What then of Flodden, that disastrous battle? Strangely, this crushing defeat had no immediately terrible political consequences. It didn’t mark the end of Scottish independence. No English invasion followed, though one was feared and a new wall was built around Edinburgh. James IV was succeeded by his young son, James V, and there was a confused and fractious minority. But there was nothing unusual in that. Scotland had endured three such minorities or regencies, and the baronial in-fighting they provoked, in the 15th century.
Nor – though the philosopher and historian John Mair argued that it would be a good thing if Scotland and England were to be united under one monarch – was there a shift in Scotland’s foreign policy. James adhered to the Auld Alliance with France – both his wives were French – and though there were Scottish nobles who questioned this and who adhered to England, this, too, was not without precedent, and their motives were usually selfish.

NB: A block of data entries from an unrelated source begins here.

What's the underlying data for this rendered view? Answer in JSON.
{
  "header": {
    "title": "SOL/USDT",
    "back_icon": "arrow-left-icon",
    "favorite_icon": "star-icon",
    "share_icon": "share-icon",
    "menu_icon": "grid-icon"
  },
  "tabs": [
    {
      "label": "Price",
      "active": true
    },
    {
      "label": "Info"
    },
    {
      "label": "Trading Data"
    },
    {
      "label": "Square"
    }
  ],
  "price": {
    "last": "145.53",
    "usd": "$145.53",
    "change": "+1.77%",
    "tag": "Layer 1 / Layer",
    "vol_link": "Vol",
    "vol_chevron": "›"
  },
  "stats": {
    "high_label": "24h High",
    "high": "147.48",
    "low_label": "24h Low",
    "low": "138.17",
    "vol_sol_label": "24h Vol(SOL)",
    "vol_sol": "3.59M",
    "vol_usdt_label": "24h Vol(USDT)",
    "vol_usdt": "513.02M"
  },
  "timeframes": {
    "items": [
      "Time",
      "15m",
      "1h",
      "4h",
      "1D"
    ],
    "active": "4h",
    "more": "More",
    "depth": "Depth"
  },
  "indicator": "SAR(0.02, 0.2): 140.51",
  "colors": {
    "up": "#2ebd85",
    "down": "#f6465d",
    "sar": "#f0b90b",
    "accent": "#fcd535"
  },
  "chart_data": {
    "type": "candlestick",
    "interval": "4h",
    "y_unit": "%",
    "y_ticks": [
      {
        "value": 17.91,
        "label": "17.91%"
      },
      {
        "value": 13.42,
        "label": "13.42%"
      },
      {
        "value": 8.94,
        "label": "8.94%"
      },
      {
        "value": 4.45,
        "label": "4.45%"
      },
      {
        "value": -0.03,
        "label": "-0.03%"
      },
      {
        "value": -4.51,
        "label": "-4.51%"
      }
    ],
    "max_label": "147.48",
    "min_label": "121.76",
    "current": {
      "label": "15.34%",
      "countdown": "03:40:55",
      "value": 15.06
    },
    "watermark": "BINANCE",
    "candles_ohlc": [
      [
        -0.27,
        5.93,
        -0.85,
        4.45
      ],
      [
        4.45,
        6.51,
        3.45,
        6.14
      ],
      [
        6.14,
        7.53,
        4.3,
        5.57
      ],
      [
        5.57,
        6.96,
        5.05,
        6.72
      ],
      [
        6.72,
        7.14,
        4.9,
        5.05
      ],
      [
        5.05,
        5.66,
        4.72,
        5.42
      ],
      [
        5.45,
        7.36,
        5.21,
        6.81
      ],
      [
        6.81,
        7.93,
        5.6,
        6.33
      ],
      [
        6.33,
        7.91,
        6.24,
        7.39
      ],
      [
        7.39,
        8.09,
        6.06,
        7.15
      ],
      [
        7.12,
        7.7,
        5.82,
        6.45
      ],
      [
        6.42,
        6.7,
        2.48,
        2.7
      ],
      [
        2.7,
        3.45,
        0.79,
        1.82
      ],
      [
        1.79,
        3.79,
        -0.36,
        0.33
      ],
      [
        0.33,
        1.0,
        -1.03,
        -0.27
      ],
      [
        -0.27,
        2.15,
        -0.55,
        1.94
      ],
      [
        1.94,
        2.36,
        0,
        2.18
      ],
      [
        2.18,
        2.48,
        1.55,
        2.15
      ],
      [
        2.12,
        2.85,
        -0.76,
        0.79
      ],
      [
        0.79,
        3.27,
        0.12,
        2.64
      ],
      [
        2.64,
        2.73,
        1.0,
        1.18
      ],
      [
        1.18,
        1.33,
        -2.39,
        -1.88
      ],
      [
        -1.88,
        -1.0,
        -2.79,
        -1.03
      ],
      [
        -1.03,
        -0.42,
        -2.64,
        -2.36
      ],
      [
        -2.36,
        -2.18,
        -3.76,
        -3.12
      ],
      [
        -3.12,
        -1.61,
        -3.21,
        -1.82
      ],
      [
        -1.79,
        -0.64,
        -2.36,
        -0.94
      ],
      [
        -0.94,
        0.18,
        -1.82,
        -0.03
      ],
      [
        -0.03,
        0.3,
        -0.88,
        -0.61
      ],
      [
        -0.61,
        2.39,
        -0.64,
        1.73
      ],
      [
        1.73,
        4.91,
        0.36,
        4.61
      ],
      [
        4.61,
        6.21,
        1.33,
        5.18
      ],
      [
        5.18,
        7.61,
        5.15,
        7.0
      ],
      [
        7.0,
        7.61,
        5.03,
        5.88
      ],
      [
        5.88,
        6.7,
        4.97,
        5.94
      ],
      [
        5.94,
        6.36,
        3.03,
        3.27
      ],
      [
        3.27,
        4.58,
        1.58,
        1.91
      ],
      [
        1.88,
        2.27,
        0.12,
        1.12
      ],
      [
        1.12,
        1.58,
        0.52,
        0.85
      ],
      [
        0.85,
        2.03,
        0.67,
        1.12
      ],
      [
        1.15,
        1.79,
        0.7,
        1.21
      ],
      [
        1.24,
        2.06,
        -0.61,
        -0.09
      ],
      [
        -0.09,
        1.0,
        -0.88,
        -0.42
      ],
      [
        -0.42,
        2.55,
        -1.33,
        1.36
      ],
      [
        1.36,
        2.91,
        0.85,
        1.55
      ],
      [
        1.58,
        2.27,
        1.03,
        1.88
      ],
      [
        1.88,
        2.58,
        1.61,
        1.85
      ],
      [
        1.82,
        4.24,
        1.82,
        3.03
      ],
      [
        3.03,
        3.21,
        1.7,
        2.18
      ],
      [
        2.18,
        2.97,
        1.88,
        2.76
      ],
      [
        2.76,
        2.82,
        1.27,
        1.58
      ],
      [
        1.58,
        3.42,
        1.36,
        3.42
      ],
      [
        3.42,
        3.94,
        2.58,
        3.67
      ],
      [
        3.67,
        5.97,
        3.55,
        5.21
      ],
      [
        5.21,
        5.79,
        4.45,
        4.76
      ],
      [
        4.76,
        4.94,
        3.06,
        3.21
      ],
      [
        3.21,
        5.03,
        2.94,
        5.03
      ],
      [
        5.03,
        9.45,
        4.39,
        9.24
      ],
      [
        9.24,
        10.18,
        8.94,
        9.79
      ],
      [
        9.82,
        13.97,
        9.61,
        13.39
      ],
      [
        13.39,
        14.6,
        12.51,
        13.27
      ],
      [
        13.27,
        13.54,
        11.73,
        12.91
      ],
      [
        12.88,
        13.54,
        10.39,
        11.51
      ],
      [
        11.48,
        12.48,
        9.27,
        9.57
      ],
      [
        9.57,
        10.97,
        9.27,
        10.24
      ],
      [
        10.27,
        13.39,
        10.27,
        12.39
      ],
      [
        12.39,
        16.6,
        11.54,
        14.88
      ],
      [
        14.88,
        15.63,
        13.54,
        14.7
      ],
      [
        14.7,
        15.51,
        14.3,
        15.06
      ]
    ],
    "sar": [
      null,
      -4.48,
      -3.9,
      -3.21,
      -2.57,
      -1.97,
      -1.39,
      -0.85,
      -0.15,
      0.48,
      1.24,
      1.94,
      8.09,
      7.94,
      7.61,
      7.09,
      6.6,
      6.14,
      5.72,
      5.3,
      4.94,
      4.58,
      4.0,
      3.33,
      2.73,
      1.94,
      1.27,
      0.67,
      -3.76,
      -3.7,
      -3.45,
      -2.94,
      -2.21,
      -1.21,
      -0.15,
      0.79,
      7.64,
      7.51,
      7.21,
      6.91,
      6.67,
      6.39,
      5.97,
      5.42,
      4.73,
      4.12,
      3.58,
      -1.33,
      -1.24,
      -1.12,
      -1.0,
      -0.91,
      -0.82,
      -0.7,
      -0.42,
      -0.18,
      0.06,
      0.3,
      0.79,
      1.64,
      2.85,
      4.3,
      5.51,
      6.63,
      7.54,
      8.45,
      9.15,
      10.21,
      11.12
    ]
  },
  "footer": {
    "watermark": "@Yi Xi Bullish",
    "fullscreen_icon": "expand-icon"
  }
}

Moreover, there was no cultural withering. James V pursued his father’s policy of extending his palaces, importing skilled craftsmen from France and the Netherlands. Scottish vernacular literature continued to flourish, Gavin Douglas making his great translation of The Aeneid and David Lindsay writing Ane Satyre of the Thrie Estaites, which the king ordered to be performed before him at Linlithgow.
What changed things and led, over three decades, to a reorientation of Scottish foreign policy and a new relationship with England, was not Flodden, but the Protestant Reformation, first in England with Henry VIII’s break from Rome, and then in Scotland. James V refused to reject the Pope as his uncle Henry urged him to do, and this led to sporadic warfare. Then James died suddenly and, during the minority of his daughter Mary, the Protestant Revolution in Scotland brought the Reformers into the English camp; the historian Gordon Donaldson called John Knox “the greatest angliciser in our history”. The Auld Alliance ended when the Reformers called in an English army to expel the French troops supporting the Regent, Marie de Guise. Subsequently, the political follies and failure of Mary, Queen of Scots, ensured that Scotland’s future would be linked to England.
None of this can be seen as a direct consequence of Flodden. It was Knox’s success, not James IV’s failure, that shaped our history. Politically, Flodden was insignificant; and yet the memory of folly, heroism and defeat resonates down the centuries. Visit Flodden Field and you understand why. Stand on that lonely and beautiful hillside and you feel the sadness. You feel also the strength of the argument for peace. There is talk of developing the battlefield, no doubt with a lavish visitor centre. The talk is foolish. The silence already speaks eloquently. There is a single modest memorial to “The Brave of Both Nations”. It’s enough.
It also has a message for us in this coming referendum year: that we should continue the debate without rancour. It is to the credit of the SNP that it has conducted its campaign by words, not deeds, that it has eschewed violence and refrained from trying to stir up anti-English feeling.
Flodden speaks of the folly of war and the beauty of the peace that prevails now. Standing there in autumn sunlight, it is not only the lines of The Liltin’ that should sound in your head, but also those of Paraphrase 18: “To ploughshares men shall beat their swords … and study war no more.” So, maybe Alex Salmond would have gained rather than lost if he had attended that memorial service.